-------- Material provided --------

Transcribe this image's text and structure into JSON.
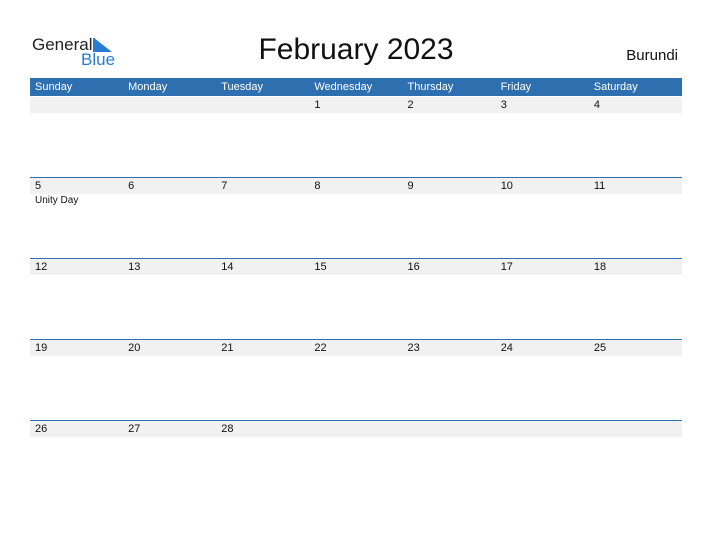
{
  "logo": {
    "general": "General",
    "blue": "Blue"
  },
  "header": {
    "title": "February 2023",
    "country": "Burundi"
  },
  "colors": {
    "accent": "#2e6fb0",
    "band": "#f1f1f1",
    "logo_blue": "#2a7bd3"
  },
  "weekdays": [
    "Sunday",
    "Monday",
    "Tuesday",
    "Wednesday",
    "Thursday",
    "Friday",
    "Saturday"
  ],
  "weeks": [
    {
      "days": [
        "",
        "",
        "",
        "1",
        "2",
        "3",
        "4"
      ],
      "holidays": [
        "",
        "",
        "",
        "",
        "",
        "",
        ""
      ]
    },
    {
      "days": [
        "5",
        "6",
        "7",
        "8",
        "9",
        "10",
        "11"
      ],
      "holidays": [
        "Unity Day",
        "",
        "",
        "",
        "",
        "",
        ""
      ]
    },
    {
      "days": [
        "12",
        "13",
        "14",
        "15",
        "16",
        "17",
        "18"
      ],
      "holidays": [
        "",
        "",
        "",
        "",
        "",
        "",
        ""
      ]
    },
    {
      "days": [
        "19",
        "20",
        "21",
        "22",
        "23",
        "24",
        "25"
      ],
      "holidays": [
        "",
        "",
        "",
        "",
        "",
        "",
        ""
      ]
    },
    {
      "days": [
        "26",
        "27",
        "28",
        "",
        "",
        "",
        ""
      ],
      "holidays": [
        "",
        "",
        "",
        "",
        "",
        "",
        ""
      ]
    }
  ]
}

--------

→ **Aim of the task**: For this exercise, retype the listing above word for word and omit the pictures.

→ **Exercise output**:
Transcribe this image's text and structure into JSON.
{
  "logo": {
    "general": "General",
    "blue": "Blue"
  },
  "header": {
    "title": "February 2023",
    "country": "Burundi"
  },
  "colors": {
    "accent": "#2e6fb0",
    "band": "#f1f1f1",
    "logo_blue": "#2a7bd3"
  },
  "weekdays": [
    "Sunday",
    "Monday",
    "Tuesday",
    "Wednesday",
    "Thursday",
    "Friday",
    "Saturday"
  ],
  "weeks": [
    {
      "days": [
        "",
        "",
        "",
        "1",
        "2",
        "3",
        "4"
      ],
      "holidays": [
        "",
        "",
        "",
        "",
        "",
        "",
        ""
      ]
    },
    {
      "days": [
        "5",
        "6",
        "7",
        "8",
        "9",
        "10",
        "11"
      ],
      "holidays": [
        "Unity Day",
        "",
        "",
        "",
        "",
        "",
        ""
      ]
    },
    {
      "days": [
        "12",
        "13",
        "14",
        "15",
        "16",
        "17",
        "18"
      ],
      "holidays": [
        "",
        "",
        "",
        "",
        "",
        "",
        ""
      ]
    },
    {
      "days": [
        "19",
        "20",
        "21",
        "22",
        "23",
        "24",
        "25"
      ],
      "holidays": [
        "",
        "",
        "",
        "",
        "",
        "",
        ""
      ]
    },
    {
      "days": [
        "26",
        "27",
        "28",
        "",
        "",
        "",
        ""
      ],
      "holidays": [
        "",
        "",
        "",
        "",
        "",
        "",
        ""
      ]
    }
  ]
}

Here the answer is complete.